● **Problem description**
Retype the data below verbatim; pictures do not belong in the copy.

"""

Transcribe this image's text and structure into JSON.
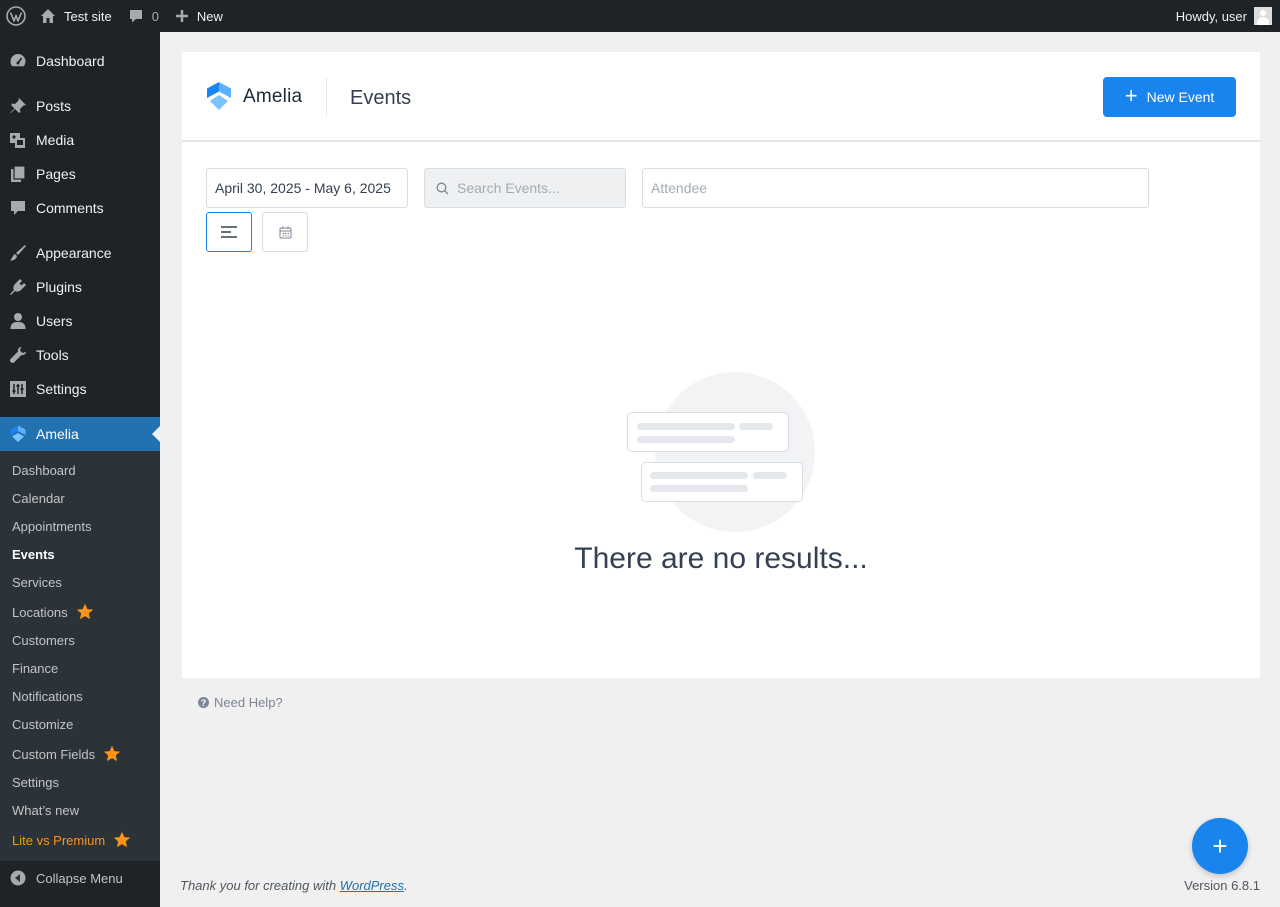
{
  "admin_bar": {
    "site_name": "Test site",
    "comments_count": "0",
    "new_label": "New",
    "greeting": "Howdy, user"
  },
  "sidebar": {
    "items": [
      {
        "label": "Dashboard",
        "icon": "dashboard-icon"
      },
      {
        "label": "Posts",
        "icon": "pin-icon"
      },
      {
        "label": "Media",
        "icon": "media-icon"
      },
      {
        "label": "Pages",
        "icon": "pages-icon"
      },
      {
        "label": "Comments",
        "icon": "comment-icon"
      },
      {
        "label": "Appearance",
        "icon": "brush-icon"
      },
      {
        "label": "Plugins",
        "icon": "plugin-icon"
      },
      {
        "label": "Users",
        "icon": "user-icon"
      },
      {
        "label": "Tools",
        "icon": "wrench-icon"
      },
      {
        "label": "Settings",
        "icon": "settings-icon"
      },
      {
        "label": "Amelia",
        "icon": "amelia-icon"
      }
    ],
    "submenu": [
      {
        "label": "Dashboard"
      },
      {
        "label": "Calendar"
      },
      {
        "label": "Appointments"
      },
      {
        "label": "Events"
      },
      {
        "label": "Services"
      },
      {
        "label": "Locations"
      },
      {
        "label": "Customers"
      },
      {
        "label": "Finance"
      },
      {
        "label": "Notifications"
      },
      {
        "label": "Customize"
      },
      {
        "label": "Custom Fields"
      },
      {
        "label": "Settings"
      },
      {
        "label": "What’s new"
      },
      {
        "label": "Lite vs Premium"
      }
    ],
    "collapse_label": "Collapse Menu"
  },
  "header": {
    "logo_text": "Amelia",
    "title": "Events",
    "new_event_label": "New Event"
  },
  "filters": {
    "date_range": "April 30, 2025 - May 6, 2025",
    "search_placeholder": "Search Events...",
    "attendee_placeholder": "Attendee"
  },
  "empty_state": {
    "message": "There are no results..."
  },
  "need_help": "Need Help?",
  "footer": {
    "thank_you_prefix": "Thank you for creating with ",
    "wordpress_link": "WordPress",
    "thank_you_suffix": ".",
    "version": "Version 6.8.1"
  },
  "colors": {
    "accent": "#1a84ee",
    "wp_dark": "#1d2327",
    "wp_current": "#2271b1",
    "premium_orange": "#ff9318"
  }
}
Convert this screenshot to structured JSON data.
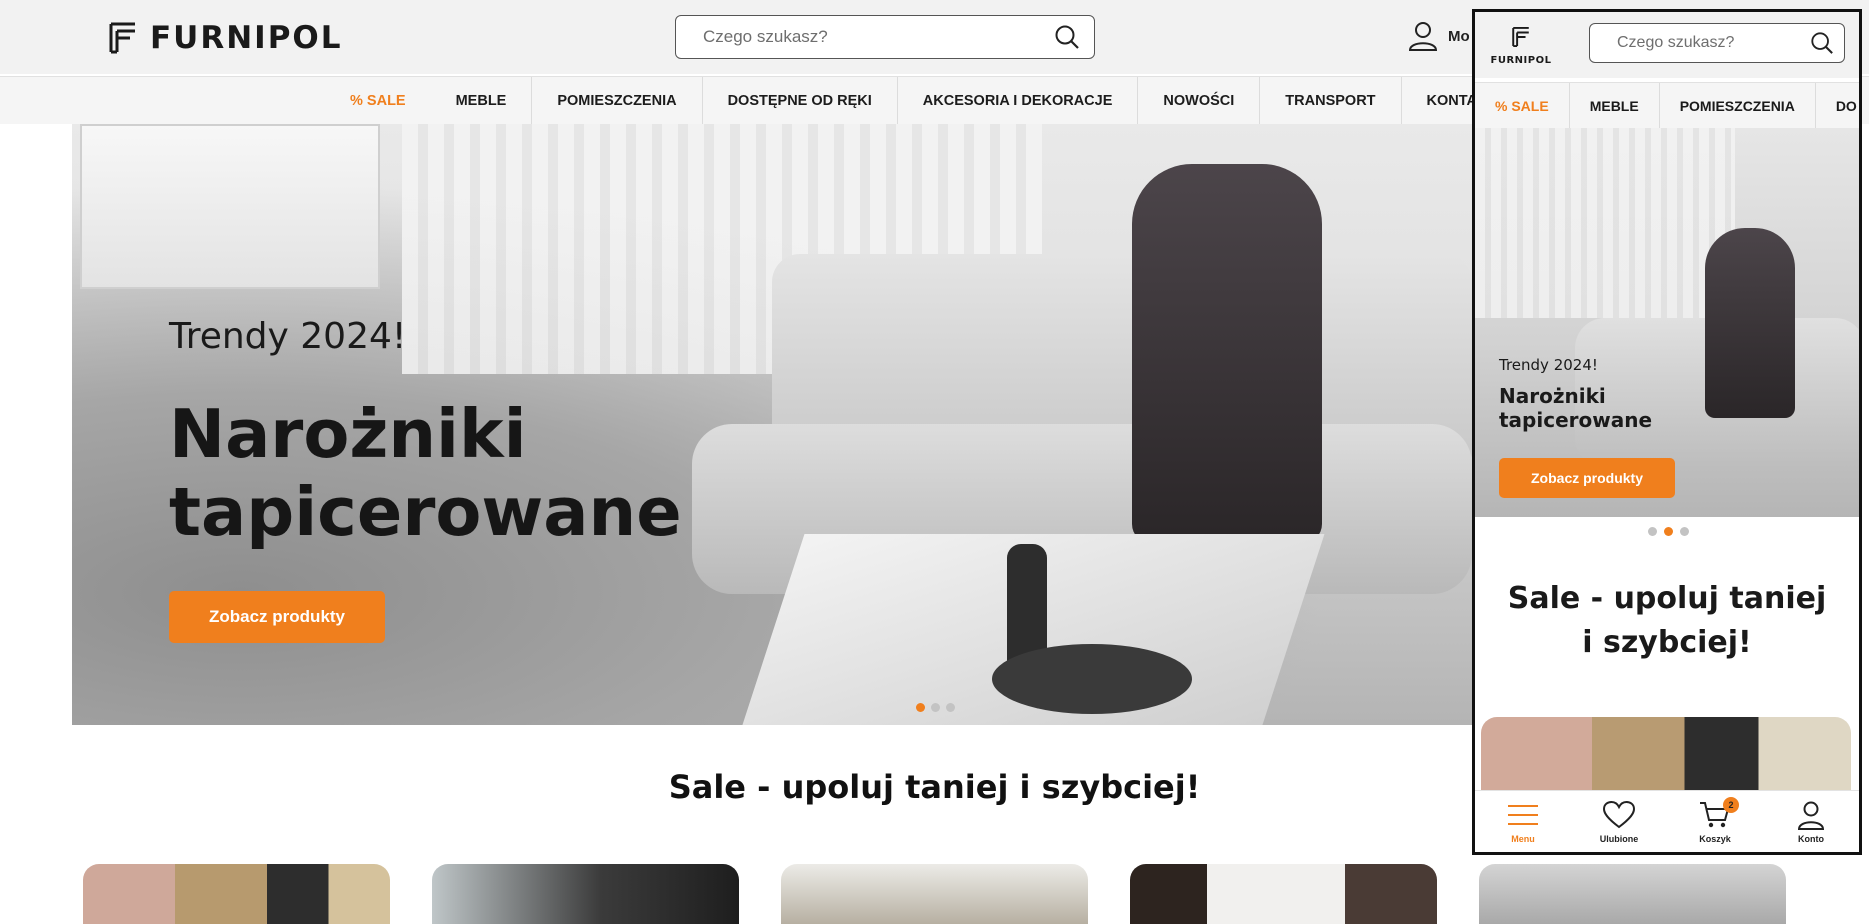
{
  "brand": {
    "name": "FURNIPOL"
  },
  "search": {
    "placeholder": "Czego szukasz?"
  },
  "account": {
    "label": "Mo"
  },
  "nav": {
    "items": [
      "% SALE",
      "MEBLE",
      "POMIESZCZENIA",
      "DOSTĘPNE OD RĘKI",
      "AKCESORIA I DEKORACJE",
      "NOWOŚCI",
      "TRANSPORT",
      "KONTAKT"
    ]
  },
  "hero": {
    "kicker": "Trendy 2024!",
    "title_line1": "Narożniki",
    "title_line2": "tapicerowane",
    "cta": "Zobacz produkty",
    "slides": 3,
    "active_slide": 1
  },
  "sale_section": {
    "heading": "Sale - upoluj taniej i szybciej!"
  },
  "mobile": {
    "brand": "FURNIPOL",
    "search_placeholder": "Czego szukasz?",
    "nav": [
      "% SALE",
      "MEBLE",
      "POMIESZCZENIA",
      "DO"
    ],
    "hero": {
      "kicker": "Trendy 2024!",
      "title_line1": "Narożniki",
      "title_line2": "tapicerowane",
      "cta": "Zobacz produkty",
      "active_slide": 2
    },
    "sale_heading": "Sale - upoluj taniej i szybciej!",
    "bottom_nav": {
      "menu": "Menu",
      "favorites": "Ulubione",
      "cart": "Koszyk",
      "cart_count": "2",
      "account": "Konto"
    }
  },
  "colors": {
    "accent": "#f07f1d",
    "topbar": "#f2f2f2",
    "text": "#1a1a1a"
  },
  "icons": [
    "logo-mark-icon",
    "search-icon",
    "user-icon",
    "menu-icon",
    "heart-icon",
    "cart-icon"
  ]
}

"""

● **Completed task**
Transcribe this image's text and structure into JSON.
{
  "admin_bar": {
    "site_name": "Test site",
    "comments_count": "0",
    "new_label": "New",
    "greeting": "Howdy, user"
  },
  "sidebar": {
    "items": [
      {
        "label": "Dashboard",
        "icon": "dashboard-icon"
      },
      {
        "label": "Posts",
        "icon": "pin-icon"
      },
      {
        "label": "Media",
        "icon": "media-icon"
      },
      {
        "label": "Pages",
        "icon": "pages-icon"
      },
      {
        "label": "Comments",
        "icon": "comment-icon"
      },
      {
        "label": "Appearance",
        "icon": "brush-icon"
      },
      {
        "label": "Plugins",
        "icon": "plugin-icon"
      },
      {
        "label": "Users",
        "icon": "user-icon"
      },
      {
        "label": "Tools",
        "icon": "wrench-icon"
      },
      {
        "label": "Settings",
        "icon": "settings-icon"
      },
      {
        "label": "Amelia",
        "icon": "amelia-icon"
      }
    ],
    "submenu": [
      {
        "label": "Dashboard"
      },
      {
        "label": "Calendar"
      },
      {
        "label": "Appointments"
      },
      {
        "label": "Events"
      },
      {
        "label": "Services"
      },
      {
        "label": "Locations"
      },
      {
        "label": "Customers"
      },
      {
        "label": "Finance"
      },
      {
        "label": "Notifications"
      },
      {
        "label": "Customize"
      },
      {
        "label": "Custom Fields"
      },
      {
        "label": "Settings"
      },
      {
        "label": "What’s new"
      },
      {
        "label": "Lite vs Premium"
      }
    ],
    "collapse_label": "Collapse Menu"
  },
  "header": {
    "logo_text": "Amelia",
    "title": "Events",
    "new_event_label": "New Event"
  },
  "filters": {
    "date_range": "April 30, 2025 - May 6, 2025",
    "search_placeholder": "Search Events...",
    "attendee_placeholder": "Attendee"
  },
  "empty_state": {
    "message": "There are no results..."
  },
  "need_help": "Need Help?",
  "footer": {
    "thank_you_prefix": "Thank you for creating with ",
    "wordpress_link": "WordPress",
    "thank_you_suffix": ".",
    "version": "Version 6.8.1"
  },
  "colors": {
    "accent": "#1a84ee",
    "wp_dark": "#1d2327",
    "wp_current": "#2271b1",
    "premium_orange": "#ff9318"
  }
}
Convert this screenshot to structured JSON data.
{
  "brand": {
    "name": "FURNIPOL"
  },
  "search": {
    "placeholder": "Czego szukasz?"
  },
  "account": {
    "label": "Mo"
  },
  "nav": {
    "items": [
      "% SALE",
      "MEBLE",
      "POMIESZCZENIA",
      "DOSTĘPNE OD RĘKI",
      "AKCESORIA I DEKORACJE",
      "NOWOŚCI",
      "TRANSPORT",
      "KONTAKT"
    ]
  },
  "hero": {
    "kicker": "Trendy 2024!",
    "title_line1": "Narożniki",
    "title_line2": "tapicerowane",
    "cta": "Zobacz produkty",
    "slides": 3,
    "active_slide": 1
  },
  "sale_section": {
    "heading": "Sale - upoluj taniej i szybciej!"
  },
  "mobile": {
    "brand": "FURNIPOL",
    "search_placeholder": "Czego szukasz?",
    "nav": [
      "% SALE",
      "MEBLE",
      "POMIESZCZENIA",
      "DO"
    ],
    "hero": {
      "kicker": "Trendy 2024!",
      "title_line1": "Narożniki",
      "title_line2": "tapicerowane",
      "cta": "Zobacz produkty",
      "active_slide": 2
    },
    "sale_heading": "Sale - upoluj taniej i szybciej!",
    "bottom_nav": {
      "menu": "Menu",
      "favorites": "Ulubione",
      "cart": "Koszyk",
      "cart_count": "2",
      "account": "Konto"
    }
  },
  "colors": {
    "accent": "#f07f1d",
    "topbar": "#f2f2f2",
    "text": "#1a1a1a"
  },
  "icons": [
    "logo-mark-icon",
    "search-icon",
    "user-icon",
    "menu-icon",
    "heart-icon",
    "cart-icon"
  ]
}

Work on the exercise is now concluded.